Are Pass-Through Businesses Treated Fairly Under the Senate Version of the Tax Cuts and Jobs Act?
November 17, 2017
The 20 percent corporate income tax rate in both the House and Senate versions of the Tax Cuts and Jobs Act has generated substantial interest in the question of whether small businesses (most of which are organized as pass-through businesses) would be placed at a disadvantage. It is easy to understand where this concern comes from, but in fact, even at a 20 percent corporate rate, the income of C corporations would face higher marginal taxation due to the double taxation innate to corporate taxation.
In its simplest form, the argument that the Senate bill is unfair to pass-through businesses runs as follows. Traditional C corporations are taxed at the entity level, while small companies are frequently organized as pass-through businesses, meaning that their income “passes through” to, and is taxed on, their owners’ returns, and not taxed on the business level. Pass-through income is, therefore, subject to the individual income tax, which currently features a top marginal rate of 39.6 percent, somewhat higher than the 35 percent top corporate rate. When the 3.8 percent net investment income tax is taken into account, the top marginal rate for pass-through income is 43.4 percent.
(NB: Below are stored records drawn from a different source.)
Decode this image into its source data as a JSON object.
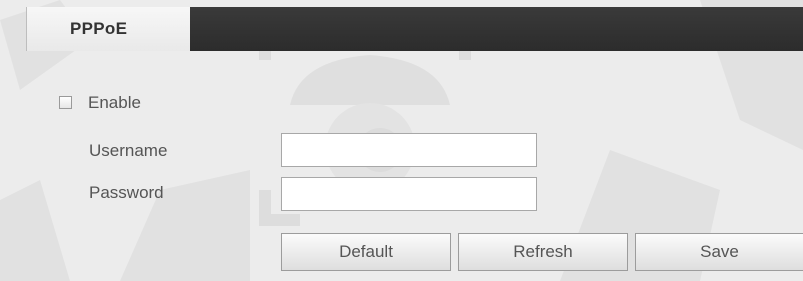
{
  "tabs": [
    {
      "label": "PPPoE",
      "active": true
    }
  ],
  "form": {
    "enable": {
      "label": "Enable",
      "checked": false
    },
    "username": {
      "label": "Username",
      "value": ""
    },
    "password": {
      "label": "Password",
      "value": ""
    }
  },
  "buttons": {
    "default_label": "Default",
    "refresh_label": "Refresh",
    "save_label": "Save"
  },
  "colors": {
    "tab_bar": "#2f2f2f",
    "background": "#ececec",
    "text": "#555555"
  }
}
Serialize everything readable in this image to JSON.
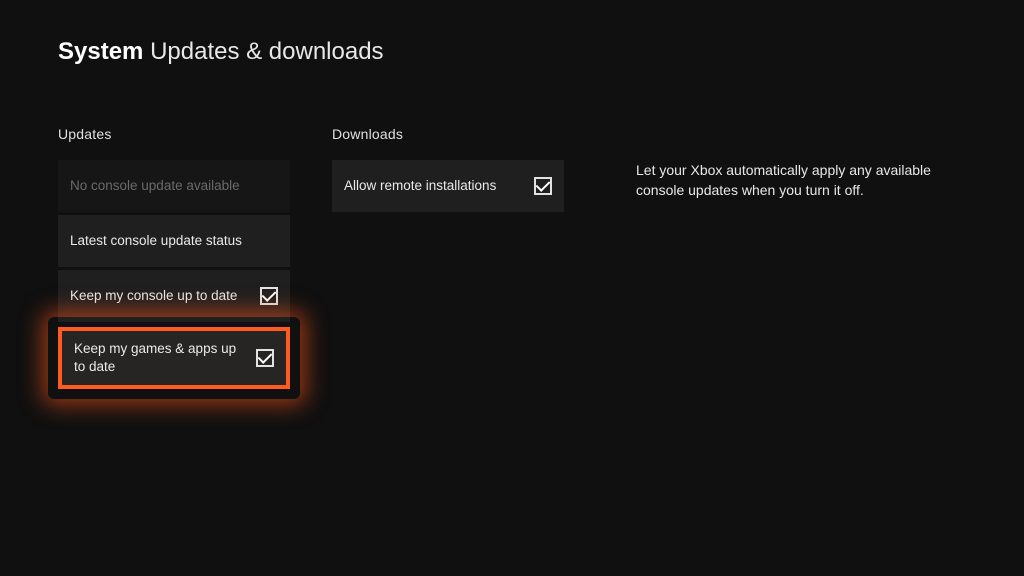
{
  "header": {
    "category": "System",
    "title": "Updates & downloads"
  },
  "updates": {
    "section_title": "Updates",
    "no_update_label": "No console update available",
    "status_label": "Latest console update status",
    "console_up_to_date_label": "Keep my console up to date",
    "games_apps_label": "Keep my games & apps up to date"
  },
  "downloads": {
    "section_title": "Downloads",
    "allow_remote_label": "Allow remote installations"
  },
  "description": {
    "text": "Let your Xbox automatically apply any available console updates when you turn it off."
  }
}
The Senate’s version of the Tax Cuts and Jobs Act, if adopted, would lower the top marginal individual income tax rate to 38.5 percent, and many pass-through businesses would be able to take advantage of a 17.4 percent tax deduction, but this still—the thinking goes—yields a much higher top marginal rate than the 20 percent on corporate income, moving further away from rate parity to the disadvantage of many small businesses.
But is this true?
As we have noted previously, the distinguishing feature of pass-through business is that they only face one layer of taxation. They are taxed at the owner level, not the business level. By contrast, C corporations can be subject to two layers of tax. When the corporation earns income, it is subject to the federal corporate income tax. Then, when the shareholders of the C corporation receive profits in the form of dividends or capital gains, these profits are subject to a second layer of tax at a top rate of 23.8 percent. Under current law, that yields a top marginal rate of 50.47 percent. Under the Senate proposal, it yields a top marginal rate of 39.04 percent—much lower, but still more than the top rate on pass-through income.
The following table summarizes these impacts.
|Pass-Through Businesses||C corporations|
Owner-Level Taxes (with deduction)
|Up to 34.94 percent||Up to 23.8 percent|
Timing of Owner-Level Taxes
|When profits are earned||When dividends are distributed or capital gains are realized|
Top Tax Rate That Applies Immediately to Profits Earned
|34.94 percent||20 percent|
Top Total Federal Rate (combined)
|34.94 percent||39.04 percent|
Imagine, briefly, that a shareholder owns stock associated with $1,000 in pre-tax corporate profits. Under the Senate plan, the corporate income tax immediately takes $200 off the top, leaving $800 in dividends or capital gains. The top rate of taxation on this income (let’s assume that the stockholder has other such income and is paying the top rate) is 23.8 percent, meaning that another $190.40 goes to the federal government. On that $1,000 in pre-tax profits, the federal tax wedge is $390.40, or 39.04 percent.
Now imagine $1,000 in qualified pass-through income. We’ll assume the owner of this pass-through stake has other income as well, and is subject to top marginal rates. Under the Senate plan, this income would be exposed to a top marginal rate of 38.5 percent, plus the 3.8 percent net investment income tax, yielding an initial rate of 42.3 percent. This, however, is where the 17.4 percent deduction comes into play. Because of the deduction, only $826 of the $1,000 is taxable income, yielding tax liability of $349.40, or 34.94 percent.
It is easy to see how, on the surface, pass-through income appears to face greater tax burdens than income from C Corporations. The reality, however, is far more nuanced.
It is true, of course, that some C corporation shareholders are tax-exempt, but owners of pass-throughs may also be tax-exempt, or in lower tax brackets.
It is widely acknowledged that C corporations are a tax-disadvantaged business form, relative to pass-throughs, under current law, with numerous studies showing that income from C corporations faces higher tax rates than income from pass-through businesses even though the current top marginal corporate income tax rate of 35 percent (not taking double taxation into account) is lower than the 43.4 percent rate faced by small businesses. The rapid growth of pass-through businesses in recent decades, however, is testament to their advantages.
Lawmakers are right to be concerned about parity. Ideally, all business income would be taxed at the same rates. It would be an error, however, to omit a major component of the taxation of C corporation income in this analysis. When both entity-level and owner-level taxation is taken into account, the picture suddenly looks quite different.